Bear Stearns mess not likely to impact Tropicana sale

March 17, 2008 6:22:05 PM PDT
The meltdown of Bear Stearns, the Wall Street investment banking titan that has been handling prospective buyers for the Tropicana Casino and Resort, will not affect the casino's sale, people involved in the process said Monday. The nation's fifth-largest investment bank was sold over the weekend to JPMorgan Chase & Co. for a fraction of its value due to its exposure to risky loans. Bear Stearns, which closed Friday at $30 a share, was sold for a staggering $2 a share.

But its spectacular demise is not expected to affect the sale of the Tropicana, which suffered its own meltdown last year as its former owners were stripped of their casino license by the New Jersey Casino Control Commission.

Gary Stein, the retired state Supreme Court justice overseeing the Tropicana's sale, said the sale is moving forward; bids that had been solicited and supervised by Bear Stearns are due to be submitted to the judge by Monday night, although a few stragglers may arrive early Tuesday.

About 25 potential buyers had expressed interest in buying the Tropicana.

"What has happened will not materially affect the sale process," Stein said. "Bear Stearns is continuing to operate and we are moving ahead with the process."

Likewise, Daniel Heneghan, a spokesman for the casino commission, said it does not expect Bear Stearns' woes to affect the Tropicana bidding.

For one thing, much of the firm's more important work in terms of lining up potential buyers - and weeding out ones that do not appear to be serious contenders - has already been done.

If the casino sells for the $1 billion or so that experts estimate it will fetch, that would mean about $6 million to $7 million in fees for Bear Stearns, a sum that looked inconsequential in January when they were retained, but looms much larger now.

JPMorgan announced Sunday night that it would acquire Bear Stearns for $236.2 million in a deal that was fast-tracked by the federal government to avoid a bankruptcy. The price represents roughly 1 percent of what the investment bank was worth just 16 days ago.

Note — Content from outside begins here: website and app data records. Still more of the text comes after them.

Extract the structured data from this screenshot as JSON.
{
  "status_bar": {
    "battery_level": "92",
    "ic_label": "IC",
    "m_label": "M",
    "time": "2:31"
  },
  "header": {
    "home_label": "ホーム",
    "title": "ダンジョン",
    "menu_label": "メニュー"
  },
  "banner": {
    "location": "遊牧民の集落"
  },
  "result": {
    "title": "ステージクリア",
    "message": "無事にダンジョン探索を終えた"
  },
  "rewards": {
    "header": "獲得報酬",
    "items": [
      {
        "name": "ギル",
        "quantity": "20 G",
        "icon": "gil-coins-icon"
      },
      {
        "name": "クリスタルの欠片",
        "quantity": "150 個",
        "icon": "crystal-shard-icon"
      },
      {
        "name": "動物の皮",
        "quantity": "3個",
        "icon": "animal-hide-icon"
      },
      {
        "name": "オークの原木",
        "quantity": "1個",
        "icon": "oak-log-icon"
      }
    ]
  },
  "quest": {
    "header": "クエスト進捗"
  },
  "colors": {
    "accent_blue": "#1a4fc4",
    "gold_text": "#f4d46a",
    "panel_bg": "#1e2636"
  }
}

The Federal Reserve and the U.S. government swiftly approved the all-stock buyout to complete the deal before world markets opened. The Fed also essentially made the takeover risk-free by saying it would guarantee up to $30 billion of Bear's most troubled assets: mortgage securities that have plummeted in value.